Pope meets "Solidarity" trade union
VATICAN CITY – Forty years from the foundation of Polish trade union “Solidarity,” members of its board of directors had an audience with Pope Francis, Holy See sources said.
Solidarity, or “Solidarnosc,” then run by Lech Walesa, was key to the fall of the Communist regime in Poland at the end of the 1980s. Founded in 1980 in the Lenin Shipyards in Gdansk, it became the first independent labour union in a Soviet country to be recognised by the state.
“I congratulate you”, said Pope Francis at the audience Tuesday, quoted in Vatican News, “on your service for the common good.”
“The sincere search that individuals and groups make for good, truth and justice is always accompanied by the presence of God,” he said.

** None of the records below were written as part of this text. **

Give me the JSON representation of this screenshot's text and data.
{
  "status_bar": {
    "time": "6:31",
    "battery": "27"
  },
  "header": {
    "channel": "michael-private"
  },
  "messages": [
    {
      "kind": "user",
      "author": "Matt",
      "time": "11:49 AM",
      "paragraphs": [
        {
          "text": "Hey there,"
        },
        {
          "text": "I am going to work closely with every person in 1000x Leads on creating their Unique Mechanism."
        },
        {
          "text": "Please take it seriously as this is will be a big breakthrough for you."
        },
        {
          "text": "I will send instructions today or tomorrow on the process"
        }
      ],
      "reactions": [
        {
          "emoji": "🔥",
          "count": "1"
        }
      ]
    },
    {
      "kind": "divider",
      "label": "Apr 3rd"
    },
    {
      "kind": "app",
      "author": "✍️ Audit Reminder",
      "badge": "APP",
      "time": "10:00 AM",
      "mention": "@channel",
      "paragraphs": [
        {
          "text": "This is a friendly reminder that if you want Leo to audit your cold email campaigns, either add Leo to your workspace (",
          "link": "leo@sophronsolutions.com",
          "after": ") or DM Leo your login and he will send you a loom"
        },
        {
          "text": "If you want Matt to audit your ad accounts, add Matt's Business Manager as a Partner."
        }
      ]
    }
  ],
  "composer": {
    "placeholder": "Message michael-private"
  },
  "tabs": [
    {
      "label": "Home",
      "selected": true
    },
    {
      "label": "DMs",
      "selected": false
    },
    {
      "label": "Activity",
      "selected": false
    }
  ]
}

He told the members of Solidarity that “the condition for positive changes in social structures is above all a change in mentality, convictions and attitudes, to which the younger generations must be educated,” or eventually “new structures themselves will no longer serve the common good, but particular groups, and will become corrupt, heavy and ineffective, and even harmful.”
He concluded the audience, held in the Paul VI hall in Vatican City, with a prayer for effective perseverance in Solidarity’s work of assistance and support.